[Start of section]
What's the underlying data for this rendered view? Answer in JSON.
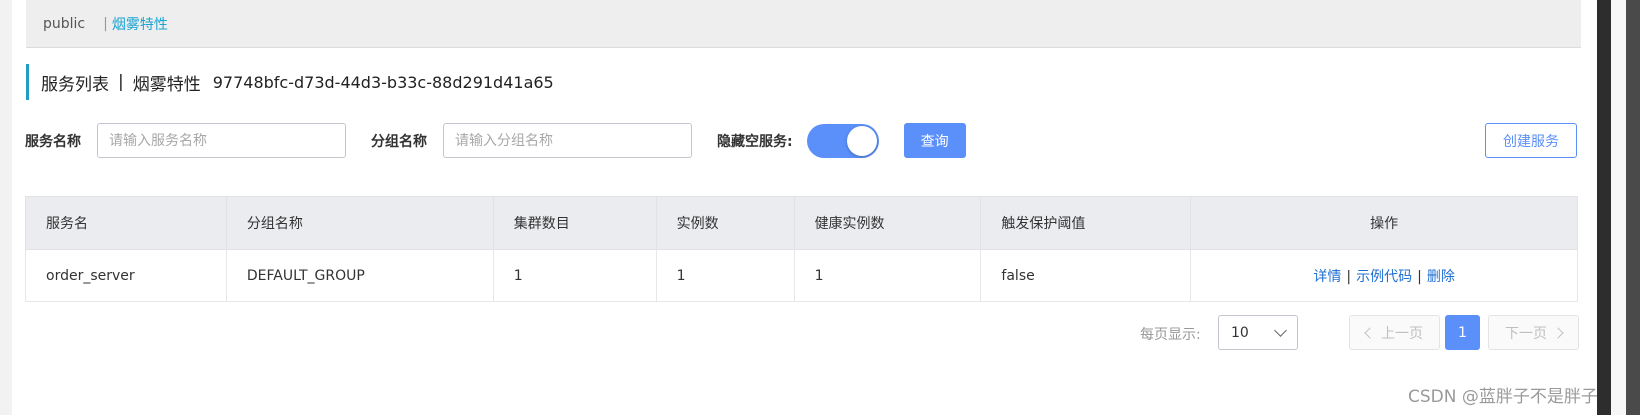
{
  "namespaces": {
    "items": [
      "public",
      "烟雾特性"
    ],
    "separator": "|",
    "active": "烟雾特性"
  },
  "title": {
    "main": "服务列表",
    "separator": "|",
    "namespace": "烟雾特性",
    "namespace_id": "97748bfc-d73d-44d3-b33c-88d291d41a65"
  },
  "filters": {
    "service_label": "服务名称",
    "service_placeholder": "请输入服务名称",
    "group_label": "分组名称",
    "group_placeholder": "请输入分组名称",
    "hide_empty_label": "隐藏空服务:",
    "hide_empty_on": true,
    "query_button": "查询",
    "create_button": "创建服务"
  },
  "table": {
    "headers": [
      "服务名",
      "分组名称",
      "集群数目",
      "实例数",
      "健康实例数",
      "触发保护阈值",
      "操作"
    ],
    "rows": [
      {
        "service": "order_server",
        "group": "DEFAULT_GROUP",
        "clusters": "1",
        "instances": "1",
        "healthy": "1",
        "threshold": "false",
        "ops": [
          "详情",
          "示例代码",
          "删除"
        ]
      }
    ],
    "ops_separator": "|"
  },
  "pagination": {
    "page_size_label": "每页显示:",
    "page_size": "10",
    "prev": "上一页",
    "current": "1",
    "next": "下一页"
  },
  "watermark": "CSDN @蓝胖子不是胖子",
  "colors": {
    "accent": "#5b8ff9",
    "namespace_active": "#1aa3d1",
    "link": "#1f6fd1"
  }
}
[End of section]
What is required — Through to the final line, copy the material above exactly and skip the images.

Solution for this task —
What's the underlying data for this rendered view? Answer in JSON.
{
  "namespaces": {
    "items": [
      "public",
      "烟雾特性"
    ],
    "separator": "|",
    "active": "烟雾特性"
  },
  "title": {
    "main": "服务列表",
    "separator": "|",
    "namespace": "烟雾特性",
    "namespace_id": "97748bfc-d73d-44d3-b33c-88d291d41a65"
  },
  "filters": {
    "service_label": "服务名称",
    "service_placeholder": "请输入服务名称",
    "group_label": "分组名称",
    "group_placeholder": "请输入分组名称",
    "hide_empty_label": "隐藏空服务:",
    "hide_empty_on": true,
    "query_button": "查询",
    "create_button": "创建服务"
  },
  "table": {
    "headers": [
      "服务名",
      "分组名称",
      "集群数目",
      "实例数",
      "健康实例数",
      "触发保护阈值",
      "操作"
    ],
    "rows": [
      {
        "service": "order_server",
        "group": "DEFAULT_GROUP",
        "clusters": "1",
        "instances": "1",
        "healthy": "1",
        "threshold": "false",
        "ops": [
          "详情",
          "示例代码",
          "删除"
        ]
      }
    ],
    "ops_separator": "|"
  },
  "pagination": {
    "page_size_label": "每页显示:",
    "page_size": "10",
    "prev": "上一页",
    "current": "1",
    "next": "下一页"
  },
  "watermark": "CSDN @蓝胖子不是胖子",
  "colors": {
    "accent": "#5b8ff9",
    "namespace_active": "#1aa3d1",
    "link": "#1f6fd1"
  }
}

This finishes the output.